Wanko, M., Wende, T., Saralegui, M. M., Jiang, L., Rubio, A., & Asmis, K. R. (2013). Solvent-mediated folding in dicarboxylate dianions: aliphatic chain length dependence and origin of the IR intensity quenching. Physical Chemistry Chemical Physics, 15(47), 20463-20472. doi:10.1039/C3CP52824C.


Cite as: http://hdl.handle.net/11858/00-001M-0000-0014-631D-D
Abstract

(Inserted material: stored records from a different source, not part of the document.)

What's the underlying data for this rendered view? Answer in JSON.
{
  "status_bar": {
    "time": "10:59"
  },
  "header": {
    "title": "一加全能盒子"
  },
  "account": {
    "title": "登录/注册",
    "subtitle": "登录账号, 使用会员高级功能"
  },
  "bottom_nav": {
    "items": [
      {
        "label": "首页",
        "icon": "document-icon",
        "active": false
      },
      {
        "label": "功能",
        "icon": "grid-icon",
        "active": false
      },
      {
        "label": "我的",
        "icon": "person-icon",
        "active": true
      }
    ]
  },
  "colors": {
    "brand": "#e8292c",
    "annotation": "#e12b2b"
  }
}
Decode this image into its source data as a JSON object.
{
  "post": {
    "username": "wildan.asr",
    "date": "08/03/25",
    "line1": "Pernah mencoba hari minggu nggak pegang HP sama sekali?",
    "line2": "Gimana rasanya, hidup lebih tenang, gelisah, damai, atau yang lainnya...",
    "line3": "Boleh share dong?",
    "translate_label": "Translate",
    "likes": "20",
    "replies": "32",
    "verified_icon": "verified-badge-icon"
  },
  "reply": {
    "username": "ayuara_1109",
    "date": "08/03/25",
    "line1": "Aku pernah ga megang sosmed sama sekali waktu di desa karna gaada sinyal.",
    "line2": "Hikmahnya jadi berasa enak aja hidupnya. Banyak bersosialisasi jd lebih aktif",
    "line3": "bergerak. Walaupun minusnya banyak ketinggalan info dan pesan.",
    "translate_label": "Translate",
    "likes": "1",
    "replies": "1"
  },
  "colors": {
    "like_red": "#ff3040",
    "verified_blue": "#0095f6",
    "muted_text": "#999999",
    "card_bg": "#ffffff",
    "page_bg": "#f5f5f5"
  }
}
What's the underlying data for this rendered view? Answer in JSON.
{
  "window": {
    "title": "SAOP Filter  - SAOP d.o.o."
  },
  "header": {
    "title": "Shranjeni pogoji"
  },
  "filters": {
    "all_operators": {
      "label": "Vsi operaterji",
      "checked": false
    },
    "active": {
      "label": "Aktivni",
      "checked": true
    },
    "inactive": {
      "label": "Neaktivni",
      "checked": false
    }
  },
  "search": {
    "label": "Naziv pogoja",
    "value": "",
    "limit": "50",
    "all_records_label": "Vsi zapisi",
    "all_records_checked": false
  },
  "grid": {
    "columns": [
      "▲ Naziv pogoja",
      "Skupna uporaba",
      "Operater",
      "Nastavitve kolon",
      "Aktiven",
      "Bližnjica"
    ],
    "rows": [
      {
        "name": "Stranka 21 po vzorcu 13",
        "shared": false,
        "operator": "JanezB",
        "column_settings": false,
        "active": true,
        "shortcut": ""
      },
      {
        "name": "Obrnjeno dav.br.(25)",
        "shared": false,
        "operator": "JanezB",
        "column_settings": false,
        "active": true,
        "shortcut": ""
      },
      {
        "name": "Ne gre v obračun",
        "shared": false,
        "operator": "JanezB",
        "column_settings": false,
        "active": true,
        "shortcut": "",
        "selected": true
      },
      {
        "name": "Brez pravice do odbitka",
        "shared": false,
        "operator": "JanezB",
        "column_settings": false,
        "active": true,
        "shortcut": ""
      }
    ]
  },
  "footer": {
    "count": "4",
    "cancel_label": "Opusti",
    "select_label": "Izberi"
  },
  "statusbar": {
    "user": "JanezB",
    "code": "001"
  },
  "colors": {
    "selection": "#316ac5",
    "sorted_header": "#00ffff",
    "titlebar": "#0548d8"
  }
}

We combine infrared photodissociation spectroscopy with quantum chemical calculations to characterize the hydration behavior of microsolvated dicarboxylate dianions, (CH2)m(COO-)2·(H2O)n, as a function of the aliphatic chain length m. We find evidence for solvent-mediated folding transitions, signaled by the intensity quenching of the symmetric carboxylate stretching modes, for all three species studied (m = 2, 4, 8). The number of water molecules required to induce folding increases monotonically with the chain length and is n = 9–12, n = 13, and n = 18–19 for succinate (m = 2), adipate (m = 4), and sebacate (m = 8), respectively. In the special case of succinate, the structural transition is complicated by the possibility of bridging water molecules that bind to both carboxylates with merely minimal chain deformation. On the basis of vibrational calculations on a set of model systems, we identify the factors responsible for intensity quenching. In particular, we find that the effect of hydrogen bonds on the carboxylate stretching mode intensities is strongly orientation dependent.